BORIS Johnson’s most senior adviser Dominic Cummings is reportedly set to leave his Downing Street position by the end of the year.

Mr Cummings told the BBC that “rumours of me threatening to resign are invented” after speculation that he would follow communications director Lee Cain in leaving Number 10.

Transport Secretary Grant Shapps has said that Dominic Cummings “will be missed” when he leaves No 10 but “advisers do come and go”.

Asked why Boris Johnson’s chief adviser will be departing, Mr Shapps told Sky News: “As he wrote right at the beginning of the year in his own words, he planned to make himself largely redundant this year with the big thing that he worked on, of course, which was Brexit, coming to an end at the end of the transition period, which is December 31.

“Of course, the other big thing is helping to ensure we have the roll-out mass testing to defeat this virus.

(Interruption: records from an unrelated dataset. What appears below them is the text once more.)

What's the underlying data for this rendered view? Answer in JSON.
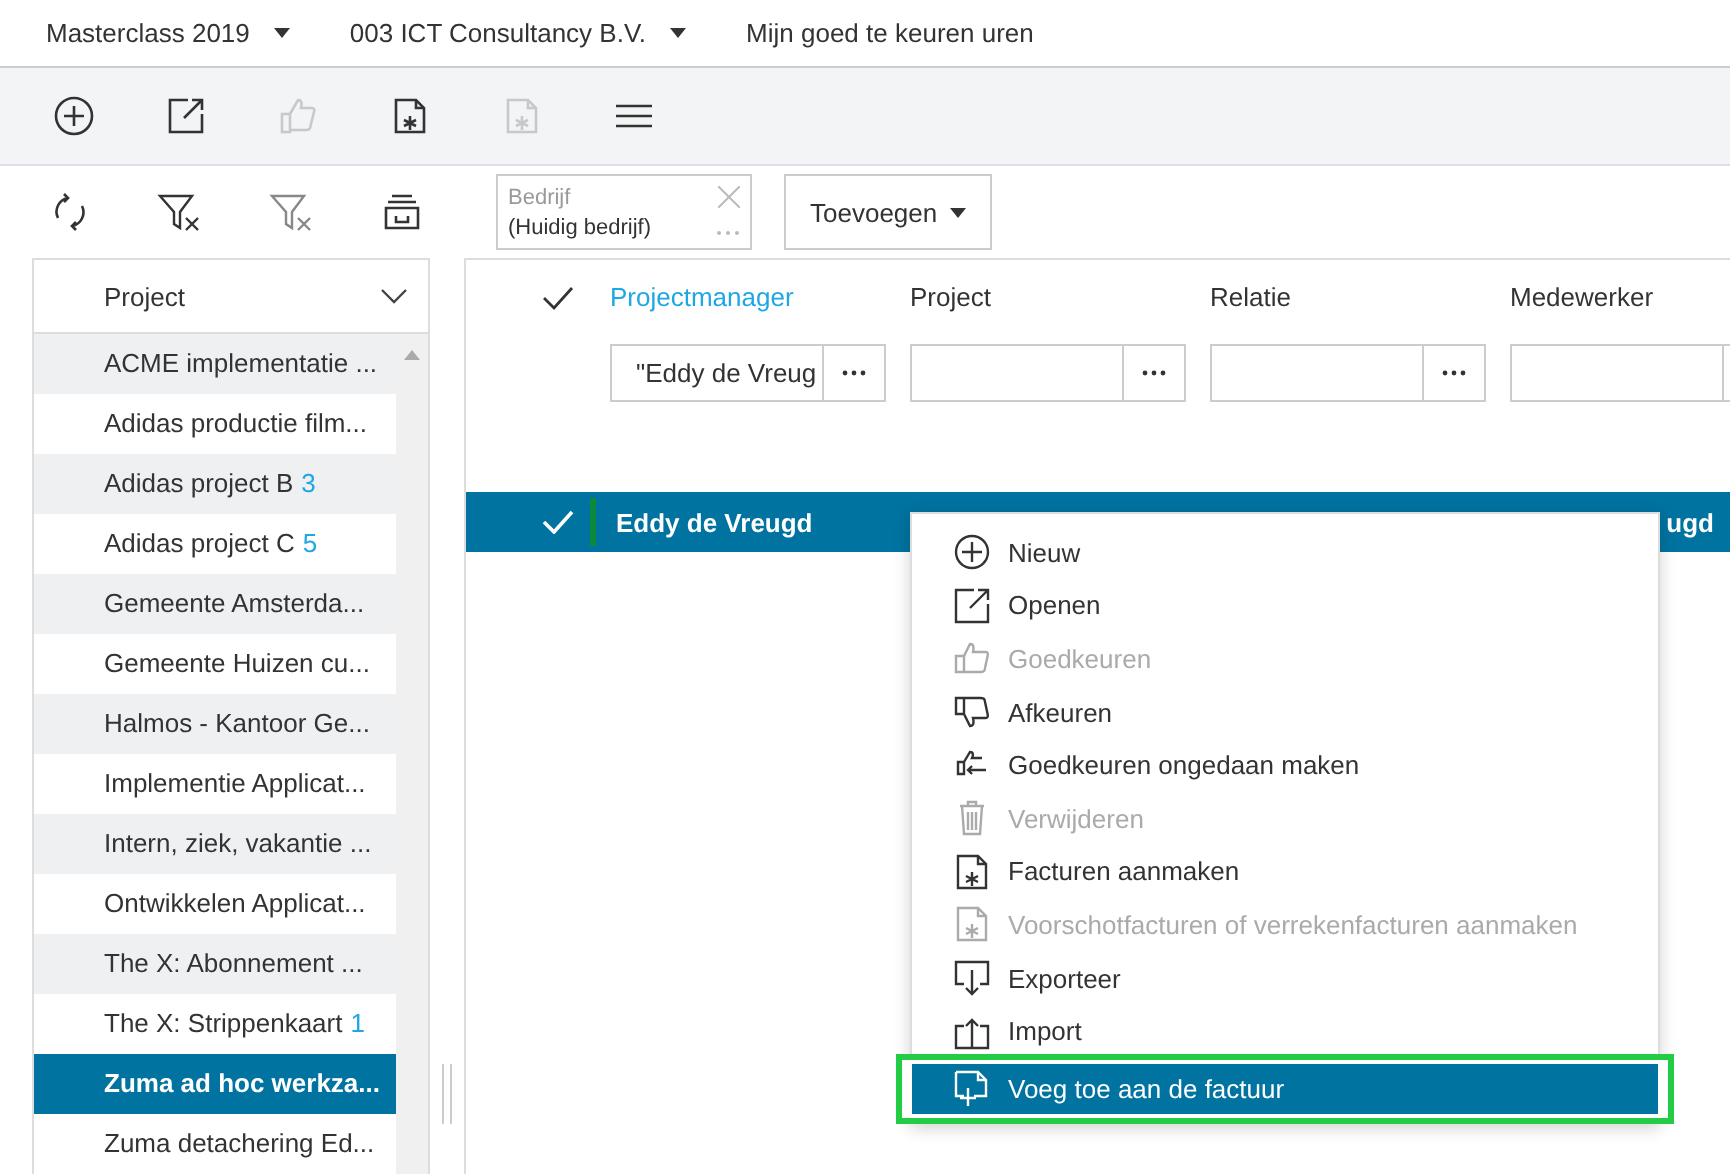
{
  "top_nav": [
    {
      "label": "Masterclass 2019",
      "dropdown": true
    },
    {
      "label": "003 ICT Consultancy B.V.",
      "dropdown": true
    },
    {
      "label": "Mijn goed te keuren uren",
      "dropdown": false
    }
  ],
  "toolbar": [
    {
      "disabled": false
    },
    {
      "disabled": false
    },
    {
      "disabled": true
    },
    {
      "disabled": false
    },
    {
      "disabled": true
    },
    {
      "disabled": false
    }
  ],
  "filter_bar": {
    "company_field": {
      "label": "Bedrijf",
      "value": "(Huidig bedrijf)"
    },
    "add_button": "Toevoegen"
  },
  "project_panel": {
    "header": "Project",
    "items": [
      {
        "name": "ACME implementatie ...",
        "selected": false
      },
      {
        "name": "Adidas productie film...",
        "selected": false
      },
      {
        "name": "Adidas project B",
        "count": "3",
        "selected": false
      },
      {
        "name": "Adidas project C",
        "count": "5",
        "selected": false
      },
      {
        "name": "Gemeente Amsterda...",
        "selected": false
      },
      {
        "name": "Gemeente Huizen cu...",
        "selected": false
      },
      {
        "name": "Halmos - Kantoor Ge...",
        "selected": false
      },
      {
        "name": "Implementie Applicat...",
        "selected": false
      },
      {
        "name": "Intern, ziek, vakantie ...",
        "selected": false
      },
      {
        "name": "Ontwikkelen Applicat...",
        "selected": false
      },
      {
        "name": "The X: Abonnement ...",
        "selected": false
      },
      {
        "name": "The X: Strippenkaart",
        "count": "1",
        "selected": false
      },
      {
        "name": "Zuma ad hoc werkza...",
        "selected": true
      },
      {
        "name": "Zuma detachering Ed...",
        "selected": false
      }
    ]
  },
  "grid": {
    "columns": [
      {
        "label": "Projectmanager",
        "active": true,
        "filter": "\"Eddy de Vreug"
      },
      {
        "label": "Project",
        "active": false
      },
      {
        "label": "Relatie",
        "active": false
      },
      {
        "label": "Medewerker",
        "active": false
      }
    ],
    "rows": [
      {
        "selected": true,
        "projectmanager": "Eddy de Vreugd",
        "trailing_text": "ugd"
      }
    ]
  },
  "context_menu": {
    "items": [
      {
        "label": "Nieuw",
        "disabled": false,
        "selected": false
      },
      {
        "label": "Openen",
        "disabled": false,
        "selected": false
      },
      {
        "label": "Goedkeuren",
        "disabled": true,
        "selected": false
      },
      {
        "label": "Afkeuren",
        "disabled": false,
        "selected": false
      },
      {
        "label": "Goedkeuren ongedaan maken",
        "disabled": false,
        "selected": false
      },
      {
        "label": "Verwijderen",
        "disabled": true,
        "selected": false
      },
      {
        "label": "Facturen aanmaken",
        "disabled": false,
        "selected": false
      },
      {
        "label": "Voorschotfacturen of verrekenfacturen aanmaken",
        "disabled": true,
        "selected": false
      },
      {
        "label": "Exporteer",
        "disabled": false,
        "selected": false
      },
      {
        "label": "Import",
        "disabled": false,
        "selected": false
      },
      {
        "label": "Voeg toe aan de factuur",
        "disabled": false,
        "selected": true
      }
    ]
  }
}
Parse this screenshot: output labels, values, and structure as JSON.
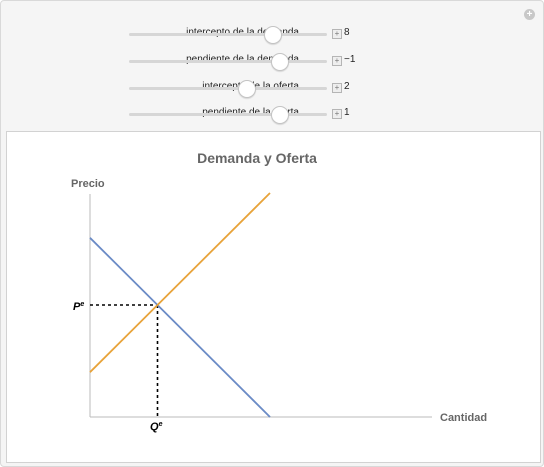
{
  "controls": [
    {
      "label": "intercepto de la demanda",
      "value": "8",
      "thumb_fraction": 0.72
    },
    {
      "label": "pendiente de la demanda",
      "value": "−1",
      "thumb_fraction": 0.76
    },
    {
      "label": "intercepto de la oferta",
      "value": "2",
      "thumb_fraction": 0.59
    },
    {
      "label": "pendiente de la oferta",
      "value": "1",
      "thumb_fraction": 0.76
    }
  ],
  "chart_data": {
    "type": "line",
    "title": "Demanda y Oferta",
    "ylabel": "Precio",
    "xlabel": "Cantidad",
    "equilibrium_price_label": "P",
    "equilibrium_price_sup": "e",
    "equilibrium_quantity_label": "Q",
    "equilibrium_quantity_sup": "e",
    "xlim": [
      0,
      8
    ],
    "ylim": [
      0,
      10
    ],
    "series": [
      {
        "color": "#6b8bc6",
        "x": [
          0,
          8
        ],
        "y": [
          8,
          0
        ]
      },
      {
        "color": "#e8a33a",
        "x": [
          0,
          8
        ],
        "y": [
          2,
          10
        ]
      }
    ],
    "equilibrium": {
      "x": 3,
      "y": 5
    },
    "grid": false
  }
}
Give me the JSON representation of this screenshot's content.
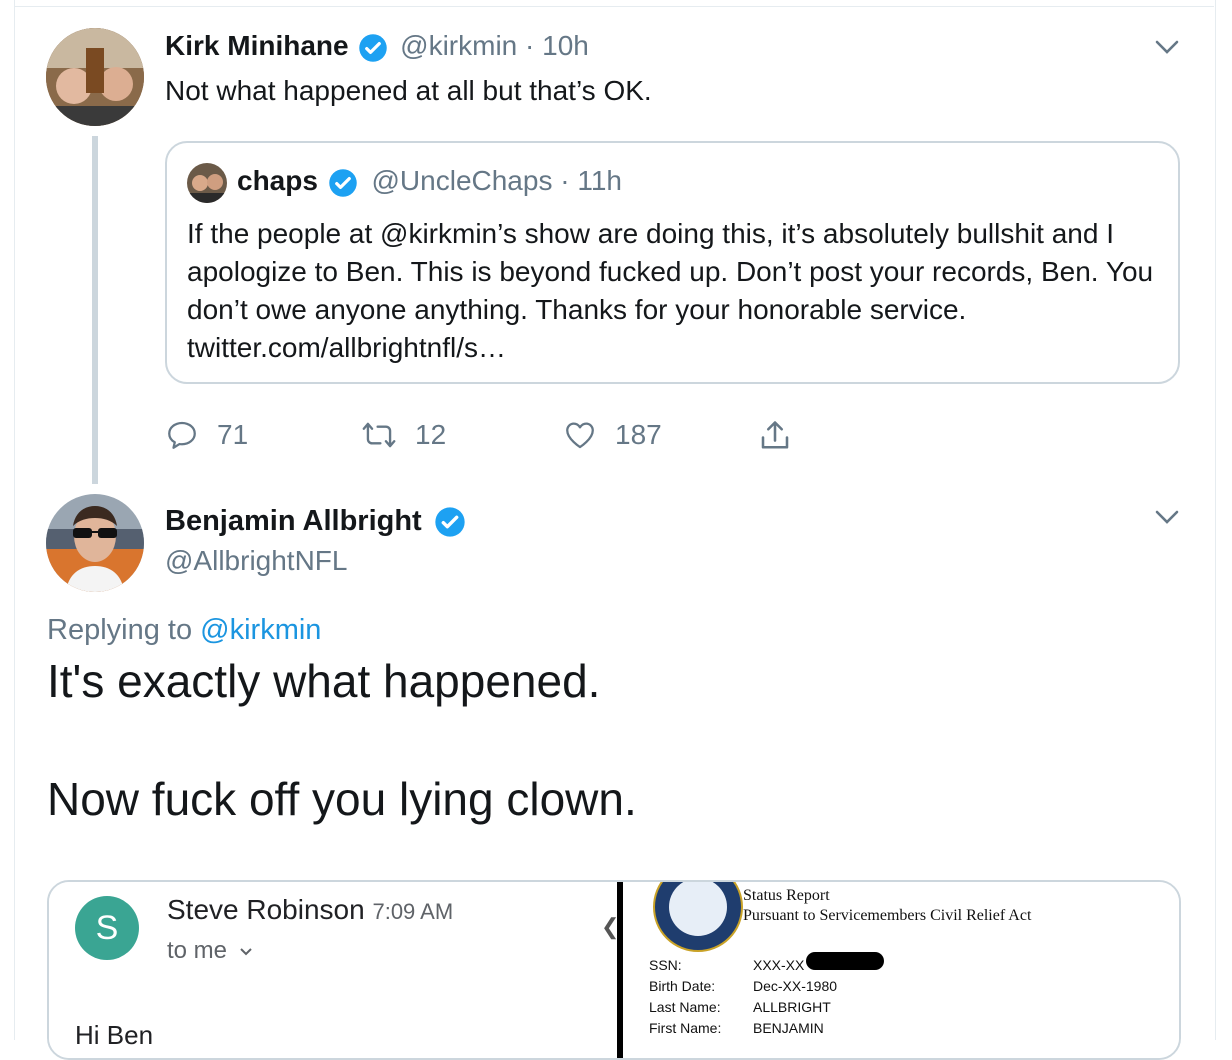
{
  "tweet1": {
    "author_name": "Kirk Minihane",
    "handle": "@kirkmin",
    "time": "10h",
    "text": "Not what happened at all but that’s OK.",
    "quote": {
      "author_name": "chaps",
      "handle": "@UncleChaps",
      "time": "11h",
      "text": "If the people at @kirkmin’s show are doing this, it’s absolutely bullshit and I apologize to Ben. This is beyond fucked up. Don’t post your records, Ben. You don’t owe anyone anything. Thanks for your honorable service. twitter.com/allbrightnfl/s…"
    },
    "actions": {
      "replies": "71",
      "retweets": "12",
      "likes": "187"
    }
  },
  "tweet2": {
    "author_name": "Benjamin Allbright",
    "handle": "@AllbrightNFL",
    "replying_prefix": "Replying to",
    "replying_to": "@kirkmin",
    "body_line1": "It's exactly what happened.",
    "body_line2": "Now fuck off you lying clown."
  },
  "media": {
    "email": {
      "avatar_letter": "S",
      "from": "Steve Robinson",
      "time": "7:09 AM",
      "to": "to me",
      "greeting": "Hi Ben"
    },
    "document": {
      "title_line1": "Status Report",
      "title_line2": "Pursuant to Servicemembers Civil Relief Act",
      "fields": [
        {
          "label": "SSN:",
          "value": "XXX-XX"
        },
        {
          "label": "Birth Date:",
          "value": "Dec-XX-1980"
        },
        {
          "label": "Last Name:",
          "value": "ALLBRIGHT"
        },
        {
          "label": "First Name:",
          "value": "BENJAMIN"
        }
      ]
    }
  },
  "colors": {
    "link": "#1b95e0",
    "muted": "#657786",
    "border": "#ccd6dd",
    "verified": "#1da1f2",
    "gmail_avatar": "#3aa593"
  },
  "icons": [
    "verified-badge-icon",
    "chevron-down-icon",
    "reply-icon",
    "retweet-icon",
    "like-icon",
    "share-icon"
  ]
}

Both these things are on the near-term horizon now.

“He will be missed but then again we’re moving into a different phase and Brexit will be, we’ve already left Europe, but the transition period will be over and things move on and advisers do come and go.”

Boris Johnson’s key adviser Dominic Cummings opened 2020 by suggesting he wanted to be “largely redundant” by the end of it.

He made the point in a blog post in which he called for “weirdos” to apply for jobs in Downing Street and warned of “profound problems” in Government decision-making.

The post, running to nearly 3,000 words, had all the appearance of a job advert as the former Vote Leave director said “we’re hiring data scientists, project managers, policy experts, assorted weirdos” and encouraged them to send a CV to a Gmail address.

Mr Cummings warned there was “some profound problems at the core of how the British state makes decisions” and that he currently makes decisions “well outside” his “circle of competence”.

And he said the need for change came with Brexit requiring large policy and decision-making structure changes and a Government with an 80-strong majority having “little need to worry about short-term unpopularity”.

Mr Cummings wrote: “We want to improve performance and make me much less important – and within a year largely redundant.

“At the moment I have to make decisions well outside what Charlie Munger calls my ‘circle of competence’ and we do not have the sort of expertise supporting the PM and ministers that is needed.

“This must change fast so we can properly serve the public.”